Anorexia (an-o-REK-see-uh) the nervosa often referred to simply as anorexia is an eating disorder that is characterized by a slim body and a fearful attitude towards losing weight, and a misguided sense of the weight. People suffering from anorexia put a lot of emphasis on controlling their weight and body shape by making extreme efforts, which can negatively impact their lives.
To stop weight gain or to keep losing weight, sufferers of anorexia typically limit the quantity of food they consume. They can control their calorie intake through vomiting following meals or by misusing laxatives, diuretics, diet aids or Enemas. They could also seek to lose weight through doing a lot of exercise. Whatever weight is shed the individual continues to worry about the weight gain.
Anorexia isn’t just about food. It’s a very unhealthy and often life-threatening method to manage mental issues. When you’re suffering from anorexia you frequently associate thinness with self-worth.
Anorexia, just like other eating disorders can cause a lot of disruption to your life and is extremely challenging to conquer.
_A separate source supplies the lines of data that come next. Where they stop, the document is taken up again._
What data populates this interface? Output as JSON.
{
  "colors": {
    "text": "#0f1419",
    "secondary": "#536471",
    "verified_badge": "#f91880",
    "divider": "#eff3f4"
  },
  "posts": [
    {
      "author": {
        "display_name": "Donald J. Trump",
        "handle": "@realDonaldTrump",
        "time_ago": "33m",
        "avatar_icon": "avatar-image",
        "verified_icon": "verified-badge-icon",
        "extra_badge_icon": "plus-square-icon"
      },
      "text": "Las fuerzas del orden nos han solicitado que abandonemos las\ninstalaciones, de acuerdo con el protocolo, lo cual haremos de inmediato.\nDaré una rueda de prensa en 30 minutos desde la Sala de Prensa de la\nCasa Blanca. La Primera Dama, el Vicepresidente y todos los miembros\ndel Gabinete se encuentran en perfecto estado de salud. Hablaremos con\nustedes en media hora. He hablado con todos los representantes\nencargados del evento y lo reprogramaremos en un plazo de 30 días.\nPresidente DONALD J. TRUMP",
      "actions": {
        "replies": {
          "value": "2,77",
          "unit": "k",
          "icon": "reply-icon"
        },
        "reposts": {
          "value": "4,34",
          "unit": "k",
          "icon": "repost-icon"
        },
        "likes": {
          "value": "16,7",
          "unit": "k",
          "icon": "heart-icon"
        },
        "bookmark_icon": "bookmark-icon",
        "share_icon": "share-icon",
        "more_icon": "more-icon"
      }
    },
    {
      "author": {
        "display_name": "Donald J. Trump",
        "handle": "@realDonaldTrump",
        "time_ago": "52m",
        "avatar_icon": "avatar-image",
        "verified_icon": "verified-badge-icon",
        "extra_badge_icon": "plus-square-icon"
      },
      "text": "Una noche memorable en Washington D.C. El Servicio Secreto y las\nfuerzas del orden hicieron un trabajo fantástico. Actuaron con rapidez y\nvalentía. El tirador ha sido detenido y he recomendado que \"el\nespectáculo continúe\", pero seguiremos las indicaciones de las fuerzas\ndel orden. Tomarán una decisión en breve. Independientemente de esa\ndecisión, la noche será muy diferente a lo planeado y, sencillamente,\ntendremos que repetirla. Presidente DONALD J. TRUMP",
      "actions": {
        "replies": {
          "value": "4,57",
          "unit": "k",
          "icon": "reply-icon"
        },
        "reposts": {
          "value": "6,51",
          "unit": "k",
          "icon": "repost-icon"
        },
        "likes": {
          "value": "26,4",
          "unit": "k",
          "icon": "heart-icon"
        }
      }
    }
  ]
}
Psychiatrists in my area With treatment, however, you can get more clarity about your identity, return towards healthier habits of eating, and overcome some of the serious issues.
Symptoms of Anorexia
The physical symptoms and signs of anorexia are linked to hunger. Anorexia can also cause psychological and behavioral issues that result in an inaccurate perception of body weight , and an extreme anxiety about gaining weight or becoming overweight.
It can be difficult to identify indicators and signs because what constitutes body weight loss is different for every individual. Some people might not appear to be extremely thin. People with anorexia may hide their thinness, their eating habits or physical ailments.
Physical symptoms and signs of anorexia can be:
- Weight loss that is extreme or not achieving the weight gains expected for developmental growth
- The appearance is thin
- Blood counts that are abnormal
- Affright or dizziness
- Discoloration of the fingers that appears as a blur.
- Hair that becomes thin, breaks , or disappears
- Soft, fluffy hair that covers the body
- Abdominal pain and constipation
- Skin that is dry or yellowish
- Intolerance to cold
- Unusual heart rhythms
- Low blood pressure
- A swelling of the legs or arms
- Calluses and eroded teeth on the knuckles are the result of vomiting
Anorexics may are known to purge and binge, which is like those with bulimia. However, people who suffer from anorexia typically have an extremely slim body, whereas people with bulimia tend to be normally to over normal weight.
Behavioral and emotional symptoms
The behavioral signs of anorexia could include efforts to lose weight via:
- Limiting food intake severely by fasting or dieting
- Doing too much exercise
- Self-induced vomiting and binge eating to rid oneself of food, this may involve the recourse to laxatives, enemas or herbal supplements or diet aids.
The signs and symptoms could be:
- A heightened interest in food that can include the preparation of elaborate meals for guests but not eating them.
- Most often, people skip meals or refuse to take a meal
- Refusal to eat or creating excuses for eating less
- Consuming only a handful of “safe” foods, usually ones with a low fat content and calories
- Obeying rigid eating or meal rituals, for example, drinking food after eating
- Unwilling to eat out in the public
- Refuting to disclose the amount of food that has been consumed
- A fear of gaining weight can be a result of weighing or taking measurements of the body
- Regularly checking the mirror to spot flaws that you may have noticed.
- Being fat and complaining about it or having areas of your body that are overweight
- In layers of clothes
- The mood is flat (lack of emotions)
- Social withdrawal
- Sex is a subject of less interest
Causes of Anorexia
The precise reason for anorexia is not known. As with other illnesses it’s most likely a result of a combination of psychological, biological and environmental causes.
- Biological. Although it’s not yet known what genes are at play it is possible that there are genetic modifications that put some individuals more susceptible to diagnosed with anorexia. Some individuals may be genetically incline to perfectionists, sensitivity, and perseverance — all of which are related to anorexia.
- Psychology. Some people with anorexia may exhibit obsessive-compulsive characteristics that help them to adhere to strict diets, and to avoid food, even though they’re hungry. They might have an intense desire to be perfect and believe they’re not slim enough. Additionally, they might suffer from anxiety-related issues and may engage in restrictive eating to lessen it.
- Environment. Modern Western culture is one that emphasizes the thinness of people. It is commonplace for success and self-worth to associated with being thin. Pressure from peers may drive the desire to be thin, especially in young girls.